City Clerk Sarah Gorman read Dr. Harmon the oath of office and she received a standing ovation from the council and the crowd.
“It’s a great day for Santa Barbara seeing all these people come forward and they’re all committed public servants,” Dr. Harmon said of the other applicants. “The work starts. I’m excited to put my head down and get to it.”
Dr. Harmon received her bachelor’s degree in history from Wellesley College in Massachusetts, her master’s degree in Middle Eastern studies from Harvard University and her juris doctorate from New York University School of Law. She grew up in Lompoc and moved back to Santa Barbara about two years ago after her daugther was born.

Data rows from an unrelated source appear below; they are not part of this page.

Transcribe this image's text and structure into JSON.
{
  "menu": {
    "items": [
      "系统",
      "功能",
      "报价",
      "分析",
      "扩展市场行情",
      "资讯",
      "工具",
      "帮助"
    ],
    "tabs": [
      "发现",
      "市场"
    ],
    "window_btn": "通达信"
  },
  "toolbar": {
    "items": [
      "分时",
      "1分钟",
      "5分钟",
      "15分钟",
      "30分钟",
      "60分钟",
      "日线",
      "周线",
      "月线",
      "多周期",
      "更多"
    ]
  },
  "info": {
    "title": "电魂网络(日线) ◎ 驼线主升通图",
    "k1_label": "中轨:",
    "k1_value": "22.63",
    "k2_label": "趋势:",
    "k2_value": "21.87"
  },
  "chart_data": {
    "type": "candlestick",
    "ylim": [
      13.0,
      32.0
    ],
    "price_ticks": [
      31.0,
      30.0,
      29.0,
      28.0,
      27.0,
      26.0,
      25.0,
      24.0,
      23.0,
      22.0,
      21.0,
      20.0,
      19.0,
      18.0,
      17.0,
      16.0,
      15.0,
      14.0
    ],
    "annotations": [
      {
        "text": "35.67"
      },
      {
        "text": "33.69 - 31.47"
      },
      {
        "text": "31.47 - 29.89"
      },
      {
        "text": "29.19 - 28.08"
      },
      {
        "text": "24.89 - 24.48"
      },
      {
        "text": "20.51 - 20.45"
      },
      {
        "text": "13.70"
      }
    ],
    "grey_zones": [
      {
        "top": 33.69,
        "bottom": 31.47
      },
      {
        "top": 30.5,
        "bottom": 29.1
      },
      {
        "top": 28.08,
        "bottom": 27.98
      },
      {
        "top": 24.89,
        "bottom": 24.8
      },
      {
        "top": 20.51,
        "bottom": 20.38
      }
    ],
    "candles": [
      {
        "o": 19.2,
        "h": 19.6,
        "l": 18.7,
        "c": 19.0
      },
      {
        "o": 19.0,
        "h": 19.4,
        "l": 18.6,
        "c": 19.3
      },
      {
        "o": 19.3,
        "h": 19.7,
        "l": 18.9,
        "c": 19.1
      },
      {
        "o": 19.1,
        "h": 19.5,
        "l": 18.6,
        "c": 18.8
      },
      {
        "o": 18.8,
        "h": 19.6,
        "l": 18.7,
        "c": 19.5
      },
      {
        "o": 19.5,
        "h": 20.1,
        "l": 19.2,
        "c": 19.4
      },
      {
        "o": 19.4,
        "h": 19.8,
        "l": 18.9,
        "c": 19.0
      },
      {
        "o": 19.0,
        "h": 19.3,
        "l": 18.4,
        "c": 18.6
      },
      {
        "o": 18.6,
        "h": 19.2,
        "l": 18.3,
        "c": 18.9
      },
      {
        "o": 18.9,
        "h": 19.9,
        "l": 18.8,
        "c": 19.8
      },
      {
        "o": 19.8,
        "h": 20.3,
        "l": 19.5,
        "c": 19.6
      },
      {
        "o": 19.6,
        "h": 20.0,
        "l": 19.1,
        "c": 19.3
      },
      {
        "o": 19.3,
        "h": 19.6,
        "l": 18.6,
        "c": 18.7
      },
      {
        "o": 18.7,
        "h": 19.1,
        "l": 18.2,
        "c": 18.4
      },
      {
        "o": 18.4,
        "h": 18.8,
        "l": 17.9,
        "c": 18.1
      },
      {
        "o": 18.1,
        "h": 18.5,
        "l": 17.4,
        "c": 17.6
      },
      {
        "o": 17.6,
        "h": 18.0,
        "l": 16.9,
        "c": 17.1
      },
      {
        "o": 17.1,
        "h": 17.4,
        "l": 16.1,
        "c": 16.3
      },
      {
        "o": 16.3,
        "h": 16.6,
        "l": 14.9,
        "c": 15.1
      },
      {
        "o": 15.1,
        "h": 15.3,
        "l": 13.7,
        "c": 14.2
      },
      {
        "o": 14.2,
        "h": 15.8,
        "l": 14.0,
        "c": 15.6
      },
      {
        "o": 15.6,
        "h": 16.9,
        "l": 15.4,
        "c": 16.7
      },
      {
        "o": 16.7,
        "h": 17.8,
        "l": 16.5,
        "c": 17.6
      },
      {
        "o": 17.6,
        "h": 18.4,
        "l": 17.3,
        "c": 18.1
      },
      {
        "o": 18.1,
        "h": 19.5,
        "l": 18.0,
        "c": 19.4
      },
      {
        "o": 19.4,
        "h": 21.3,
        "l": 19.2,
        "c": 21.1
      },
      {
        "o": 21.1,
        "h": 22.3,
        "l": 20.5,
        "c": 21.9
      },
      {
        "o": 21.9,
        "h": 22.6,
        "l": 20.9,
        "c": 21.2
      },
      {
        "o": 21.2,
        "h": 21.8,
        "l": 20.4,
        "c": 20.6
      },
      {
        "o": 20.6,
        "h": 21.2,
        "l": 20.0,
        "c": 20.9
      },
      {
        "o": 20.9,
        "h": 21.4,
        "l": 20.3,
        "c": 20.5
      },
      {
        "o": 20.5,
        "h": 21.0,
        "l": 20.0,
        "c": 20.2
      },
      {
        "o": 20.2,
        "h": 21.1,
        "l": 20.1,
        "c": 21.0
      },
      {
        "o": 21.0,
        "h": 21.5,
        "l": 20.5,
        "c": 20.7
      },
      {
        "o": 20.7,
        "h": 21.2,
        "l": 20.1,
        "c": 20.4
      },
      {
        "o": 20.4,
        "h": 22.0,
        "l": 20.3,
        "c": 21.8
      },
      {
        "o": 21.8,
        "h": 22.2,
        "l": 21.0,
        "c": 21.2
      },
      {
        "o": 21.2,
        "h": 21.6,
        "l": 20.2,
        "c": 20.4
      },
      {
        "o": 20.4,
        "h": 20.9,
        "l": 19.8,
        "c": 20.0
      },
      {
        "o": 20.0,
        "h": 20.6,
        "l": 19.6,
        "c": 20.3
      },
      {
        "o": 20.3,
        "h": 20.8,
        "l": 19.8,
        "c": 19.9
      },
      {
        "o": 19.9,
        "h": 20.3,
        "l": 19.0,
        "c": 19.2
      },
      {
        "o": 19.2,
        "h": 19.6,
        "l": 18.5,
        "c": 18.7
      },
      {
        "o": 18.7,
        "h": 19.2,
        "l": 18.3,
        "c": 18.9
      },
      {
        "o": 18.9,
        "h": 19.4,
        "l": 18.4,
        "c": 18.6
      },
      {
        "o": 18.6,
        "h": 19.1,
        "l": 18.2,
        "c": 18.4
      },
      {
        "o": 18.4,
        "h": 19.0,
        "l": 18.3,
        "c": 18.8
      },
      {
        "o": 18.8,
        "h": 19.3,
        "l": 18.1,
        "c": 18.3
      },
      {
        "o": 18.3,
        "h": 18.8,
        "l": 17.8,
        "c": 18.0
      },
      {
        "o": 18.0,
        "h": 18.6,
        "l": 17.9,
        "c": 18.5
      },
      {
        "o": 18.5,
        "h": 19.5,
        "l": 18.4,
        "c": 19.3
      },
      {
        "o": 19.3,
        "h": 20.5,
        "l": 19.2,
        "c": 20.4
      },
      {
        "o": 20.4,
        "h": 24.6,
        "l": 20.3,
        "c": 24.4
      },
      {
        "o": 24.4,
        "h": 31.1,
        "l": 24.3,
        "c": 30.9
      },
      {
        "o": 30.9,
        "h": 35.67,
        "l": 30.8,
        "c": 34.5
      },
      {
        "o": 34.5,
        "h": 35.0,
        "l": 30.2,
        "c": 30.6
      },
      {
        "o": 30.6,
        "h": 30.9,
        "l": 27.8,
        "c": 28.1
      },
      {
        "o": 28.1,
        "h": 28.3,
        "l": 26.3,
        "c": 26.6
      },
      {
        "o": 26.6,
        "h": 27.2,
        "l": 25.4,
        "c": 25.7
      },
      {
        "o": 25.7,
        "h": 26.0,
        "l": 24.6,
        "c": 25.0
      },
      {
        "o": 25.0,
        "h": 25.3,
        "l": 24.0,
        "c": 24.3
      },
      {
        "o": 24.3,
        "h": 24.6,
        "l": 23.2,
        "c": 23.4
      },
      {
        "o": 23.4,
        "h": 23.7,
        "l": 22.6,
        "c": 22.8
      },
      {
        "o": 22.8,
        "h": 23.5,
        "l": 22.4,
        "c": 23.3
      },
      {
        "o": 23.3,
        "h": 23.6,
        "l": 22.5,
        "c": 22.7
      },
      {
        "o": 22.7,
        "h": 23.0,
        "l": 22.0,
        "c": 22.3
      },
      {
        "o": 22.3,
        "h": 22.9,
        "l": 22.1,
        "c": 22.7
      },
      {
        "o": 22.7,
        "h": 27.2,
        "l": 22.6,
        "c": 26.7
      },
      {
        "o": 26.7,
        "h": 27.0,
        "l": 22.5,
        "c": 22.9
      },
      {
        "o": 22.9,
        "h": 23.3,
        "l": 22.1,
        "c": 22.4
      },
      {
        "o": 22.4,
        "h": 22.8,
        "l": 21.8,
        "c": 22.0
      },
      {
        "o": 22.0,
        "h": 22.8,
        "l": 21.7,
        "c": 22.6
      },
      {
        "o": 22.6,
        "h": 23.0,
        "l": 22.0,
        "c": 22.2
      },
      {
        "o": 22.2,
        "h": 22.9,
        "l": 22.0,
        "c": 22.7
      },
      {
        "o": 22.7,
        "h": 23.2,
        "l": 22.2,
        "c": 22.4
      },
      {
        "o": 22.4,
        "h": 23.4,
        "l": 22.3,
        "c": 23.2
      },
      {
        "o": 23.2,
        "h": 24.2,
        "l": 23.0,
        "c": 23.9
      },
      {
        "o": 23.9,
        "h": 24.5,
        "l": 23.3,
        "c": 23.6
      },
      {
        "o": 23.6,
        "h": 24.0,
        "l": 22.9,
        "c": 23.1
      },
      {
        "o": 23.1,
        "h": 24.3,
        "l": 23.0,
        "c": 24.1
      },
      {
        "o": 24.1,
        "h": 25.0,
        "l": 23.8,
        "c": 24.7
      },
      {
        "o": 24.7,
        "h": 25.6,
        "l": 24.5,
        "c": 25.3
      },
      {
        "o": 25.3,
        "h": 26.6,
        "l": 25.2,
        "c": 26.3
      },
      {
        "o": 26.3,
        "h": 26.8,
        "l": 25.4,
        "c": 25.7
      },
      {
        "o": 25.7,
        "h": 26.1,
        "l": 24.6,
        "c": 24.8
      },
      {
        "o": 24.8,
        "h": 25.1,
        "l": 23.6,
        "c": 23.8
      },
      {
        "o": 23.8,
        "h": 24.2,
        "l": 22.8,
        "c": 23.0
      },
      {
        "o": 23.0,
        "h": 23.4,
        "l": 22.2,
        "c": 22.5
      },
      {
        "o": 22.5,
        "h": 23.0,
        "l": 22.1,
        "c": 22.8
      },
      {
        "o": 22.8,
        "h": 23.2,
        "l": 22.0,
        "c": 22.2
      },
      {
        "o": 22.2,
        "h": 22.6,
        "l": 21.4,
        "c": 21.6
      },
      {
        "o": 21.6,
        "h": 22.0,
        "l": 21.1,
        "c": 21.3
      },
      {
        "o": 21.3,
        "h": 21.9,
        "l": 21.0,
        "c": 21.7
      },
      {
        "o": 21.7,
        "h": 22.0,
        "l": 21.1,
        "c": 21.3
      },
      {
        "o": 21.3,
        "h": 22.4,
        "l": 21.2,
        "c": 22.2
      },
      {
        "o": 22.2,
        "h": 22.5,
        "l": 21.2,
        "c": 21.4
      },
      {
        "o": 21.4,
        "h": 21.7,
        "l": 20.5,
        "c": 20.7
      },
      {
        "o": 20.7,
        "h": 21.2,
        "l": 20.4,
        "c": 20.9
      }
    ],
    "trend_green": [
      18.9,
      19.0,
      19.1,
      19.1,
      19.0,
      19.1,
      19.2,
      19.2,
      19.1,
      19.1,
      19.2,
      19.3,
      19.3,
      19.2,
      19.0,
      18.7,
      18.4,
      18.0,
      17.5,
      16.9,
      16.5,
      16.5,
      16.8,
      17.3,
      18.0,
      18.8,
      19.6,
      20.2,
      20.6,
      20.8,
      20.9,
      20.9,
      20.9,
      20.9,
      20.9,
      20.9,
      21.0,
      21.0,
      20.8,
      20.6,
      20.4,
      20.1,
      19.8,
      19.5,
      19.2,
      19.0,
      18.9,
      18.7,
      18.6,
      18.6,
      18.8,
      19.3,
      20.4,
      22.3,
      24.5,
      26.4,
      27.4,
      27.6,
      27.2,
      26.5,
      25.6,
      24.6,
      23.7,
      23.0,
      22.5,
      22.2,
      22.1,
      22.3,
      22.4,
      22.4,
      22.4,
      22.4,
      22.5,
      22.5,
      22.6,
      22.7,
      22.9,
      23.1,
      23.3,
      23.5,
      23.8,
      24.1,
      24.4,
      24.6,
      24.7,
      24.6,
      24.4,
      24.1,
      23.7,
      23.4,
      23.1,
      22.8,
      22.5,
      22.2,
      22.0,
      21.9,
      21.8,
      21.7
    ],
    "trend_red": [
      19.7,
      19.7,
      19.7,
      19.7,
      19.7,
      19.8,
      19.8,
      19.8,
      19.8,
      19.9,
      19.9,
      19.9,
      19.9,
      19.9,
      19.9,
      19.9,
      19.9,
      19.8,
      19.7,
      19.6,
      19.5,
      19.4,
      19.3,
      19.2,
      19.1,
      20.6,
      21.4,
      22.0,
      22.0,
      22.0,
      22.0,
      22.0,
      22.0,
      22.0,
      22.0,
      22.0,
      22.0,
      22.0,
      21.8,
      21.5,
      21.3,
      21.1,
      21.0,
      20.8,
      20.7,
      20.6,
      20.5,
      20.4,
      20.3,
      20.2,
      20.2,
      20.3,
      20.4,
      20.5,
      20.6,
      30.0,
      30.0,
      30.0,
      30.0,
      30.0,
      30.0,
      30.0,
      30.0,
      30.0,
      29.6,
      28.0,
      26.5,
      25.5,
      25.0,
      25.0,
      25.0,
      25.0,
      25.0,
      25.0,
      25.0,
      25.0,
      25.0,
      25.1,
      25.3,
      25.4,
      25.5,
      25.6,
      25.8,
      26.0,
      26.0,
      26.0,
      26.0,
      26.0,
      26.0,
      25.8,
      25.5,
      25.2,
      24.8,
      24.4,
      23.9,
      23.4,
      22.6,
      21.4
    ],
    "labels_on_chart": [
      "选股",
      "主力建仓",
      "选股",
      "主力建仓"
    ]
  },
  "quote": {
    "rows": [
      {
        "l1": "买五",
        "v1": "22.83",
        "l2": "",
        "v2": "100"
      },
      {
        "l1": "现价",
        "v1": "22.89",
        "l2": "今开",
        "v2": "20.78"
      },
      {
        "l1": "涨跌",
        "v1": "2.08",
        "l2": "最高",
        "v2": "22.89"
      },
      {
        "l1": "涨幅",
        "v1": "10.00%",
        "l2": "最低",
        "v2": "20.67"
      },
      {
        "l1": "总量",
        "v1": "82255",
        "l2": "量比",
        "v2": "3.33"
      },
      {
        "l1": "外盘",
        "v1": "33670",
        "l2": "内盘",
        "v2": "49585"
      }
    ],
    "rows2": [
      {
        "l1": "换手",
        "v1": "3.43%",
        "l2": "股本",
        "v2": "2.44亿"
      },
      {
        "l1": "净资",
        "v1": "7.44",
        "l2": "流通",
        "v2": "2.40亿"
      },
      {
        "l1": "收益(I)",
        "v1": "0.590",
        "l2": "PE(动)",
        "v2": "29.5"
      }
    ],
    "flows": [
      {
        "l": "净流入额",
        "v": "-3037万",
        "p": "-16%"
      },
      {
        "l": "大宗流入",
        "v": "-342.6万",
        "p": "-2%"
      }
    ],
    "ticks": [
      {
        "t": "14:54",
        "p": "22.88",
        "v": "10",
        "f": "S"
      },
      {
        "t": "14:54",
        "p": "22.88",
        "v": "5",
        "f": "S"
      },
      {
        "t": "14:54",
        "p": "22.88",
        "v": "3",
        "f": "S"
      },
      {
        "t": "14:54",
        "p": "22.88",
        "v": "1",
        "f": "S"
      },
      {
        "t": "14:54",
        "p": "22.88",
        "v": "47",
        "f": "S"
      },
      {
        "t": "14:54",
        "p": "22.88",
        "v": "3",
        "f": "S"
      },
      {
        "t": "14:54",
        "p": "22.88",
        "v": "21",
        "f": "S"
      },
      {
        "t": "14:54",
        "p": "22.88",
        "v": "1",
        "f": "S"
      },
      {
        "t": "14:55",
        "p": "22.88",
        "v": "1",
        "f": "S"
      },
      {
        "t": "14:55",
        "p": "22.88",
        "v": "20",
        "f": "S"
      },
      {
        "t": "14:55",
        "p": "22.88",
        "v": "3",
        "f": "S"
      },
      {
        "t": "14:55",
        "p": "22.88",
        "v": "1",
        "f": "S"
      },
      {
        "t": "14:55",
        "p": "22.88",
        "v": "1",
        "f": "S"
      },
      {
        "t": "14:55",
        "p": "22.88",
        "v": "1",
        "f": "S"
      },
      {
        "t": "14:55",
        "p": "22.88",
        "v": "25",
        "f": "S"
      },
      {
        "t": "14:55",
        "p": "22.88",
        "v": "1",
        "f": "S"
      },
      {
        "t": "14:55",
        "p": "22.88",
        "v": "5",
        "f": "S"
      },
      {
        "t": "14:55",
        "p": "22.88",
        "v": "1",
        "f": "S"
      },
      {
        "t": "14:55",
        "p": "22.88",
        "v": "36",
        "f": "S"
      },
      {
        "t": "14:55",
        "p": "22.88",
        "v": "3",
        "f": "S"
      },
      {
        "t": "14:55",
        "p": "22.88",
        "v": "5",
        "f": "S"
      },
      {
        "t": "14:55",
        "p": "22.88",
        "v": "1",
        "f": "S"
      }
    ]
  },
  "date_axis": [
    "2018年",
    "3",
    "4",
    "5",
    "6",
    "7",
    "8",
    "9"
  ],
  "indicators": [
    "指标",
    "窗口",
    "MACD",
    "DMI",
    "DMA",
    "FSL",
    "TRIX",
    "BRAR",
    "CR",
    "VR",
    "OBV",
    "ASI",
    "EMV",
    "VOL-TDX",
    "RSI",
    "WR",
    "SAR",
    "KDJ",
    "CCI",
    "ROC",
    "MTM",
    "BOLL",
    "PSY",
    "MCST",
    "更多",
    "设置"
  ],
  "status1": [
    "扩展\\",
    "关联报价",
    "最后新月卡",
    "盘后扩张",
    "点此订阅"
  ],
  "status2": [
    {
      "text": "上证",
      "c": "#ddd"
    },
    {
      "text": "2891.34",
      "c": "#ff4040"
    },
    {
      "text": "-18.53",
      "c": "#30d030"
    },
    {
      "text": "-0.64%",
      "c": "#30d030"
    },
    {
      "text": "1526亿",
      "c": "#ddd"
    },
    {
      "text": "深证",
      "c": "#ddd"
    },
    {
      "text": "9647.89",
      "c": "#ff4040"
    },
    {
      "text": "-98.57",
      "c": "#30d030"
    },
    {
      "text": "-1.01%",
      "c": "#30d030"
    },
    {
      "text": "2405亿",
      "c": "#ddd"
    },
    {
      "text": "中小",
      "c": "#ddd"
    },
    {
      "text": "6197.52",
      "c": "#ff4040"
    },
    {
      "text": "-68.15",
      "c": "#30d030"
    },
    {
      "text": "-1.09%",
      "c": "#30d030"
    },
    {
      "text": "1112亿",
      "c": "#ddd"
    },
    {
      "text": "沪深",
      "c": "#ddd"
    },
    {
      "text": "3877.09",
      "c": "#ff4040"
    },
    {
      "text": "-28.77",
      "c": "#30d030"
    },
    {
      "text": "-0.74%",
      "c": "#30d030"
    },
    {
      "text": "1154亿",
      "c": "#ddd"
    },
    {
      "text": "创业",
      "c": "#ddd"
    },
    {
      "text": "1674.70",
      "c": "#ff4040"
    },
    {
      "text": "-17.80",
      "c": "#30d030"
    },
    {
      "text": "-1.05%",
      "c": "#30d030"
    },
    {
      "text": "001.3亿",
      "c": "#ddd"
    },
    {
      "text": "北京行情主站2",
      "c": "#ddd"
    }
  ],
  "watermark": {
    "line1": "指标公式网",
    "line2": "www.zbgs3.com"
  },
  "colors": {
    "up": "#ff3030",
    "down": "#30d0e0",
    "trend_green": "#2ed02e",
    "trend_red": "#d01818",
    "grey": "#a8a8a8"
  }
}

“Once she came into my life it was like, all right, I’ve got to move home,” Dr. Harmon said. “This city shaped me and I’m so excited to prove it.”
Of the council members who supported Dr. Harmon, Randy Rowse said the city needs someone who is willing to leave alliances and outside work at the door and work on behalf of the entire city.
“The one person I found that could really express herself in a way that I thought really brought that forward in a very clean and crisp and new way was Meagan Harmon,” Mr. Rowse said. “I’m going to support her because I believe she can actually be that person that can be the one that can set aside the outside and bring the business of the city to the forefront.”
The other applicant receiving consideration was Brittany Odderman Heaton, chair of the city’s Neighborhood Advisory Council, who also works for the county Public Works Transportation Division. Ms. Harmon and Ms. Heaton each received three votes of support from the mayor and council before Mayor Cathy Murillo broke the tie in the third vote.
“She was on my list of people who I thought would do a good job,” Ms. Murillo said. “I think it would be difficult to sit up here and take vote after vote. … I’ll be voting for Ms. Harmon.”
In 2010, Dr. Harmon spent a year living in Afghanistan as a program consultant for a German nonprofit and helped bring six mobile ambulance units, food deliveries and a cash-for-work scheme in slum camps in Kabul.
She joked that her experience helped keep her blood pressure down and keep an even keel during the vote.
She’s had conversations with business owners in the downtown area and hopes those talks will continue to provide a mutually beneficial outcome in revitalizing State Street.
Dr. Harmon attended a majority of Tuesday’s meeting to get a taste of the work to come.
“I thought that if this is something that I really want to do I need to be engaged from minute one, so I was trying to stay focused on the issues,” she said. “There’s so much that’s facing us here in the city that it was easy, frankly, for me to point out what was happening and say ‘OK, let’s try and think about how this affects us in the sixth district and across the city more generally’ – though I was a little nervous when I woke up today, when the voting started, but mostly just excited.”
Dr. Harmon explained the most important thing to her is having people feel comfortable coming to her with issues.
“Especially in this interim appointment position, this is sort of a unique space for me,” she said. “I want to be a steward for our city, a steward for our district and I really want folks to feel like they can come to me, that they can have an ear for their concerns and that I would relay to the council in some ways kind of as a conduit.”
Dr. Harmon’s appointment extends through November, when an election will be held to fill the remainder of Mr. Hart’s term, which extends to January 2022. Mr. Hart left the seat empty when he was elected to the 2nd District seat on the Santa Barbara County Board of Supervisors.
Wearing a pin that read “Feminist with a to-do list,” Dr. Harmon told the News-Press she wanted to use that power to get her through the appointment process. Her decision to run had a lot to do with her 2-year-old daughter.
“I did this really for her at the end of the day,” Dr. Harmon said. “She inspired me to move home. I wanted her to have the same beauty and cultural and community feel that I had growing up in this county and coming to Santa Barbara. I want to be part of building that life for her, so I hope she’ll be proud of me.”
With no meeting scheduled next week, Ms. Harmon will attend her first meeting as a council member on Feb. 26.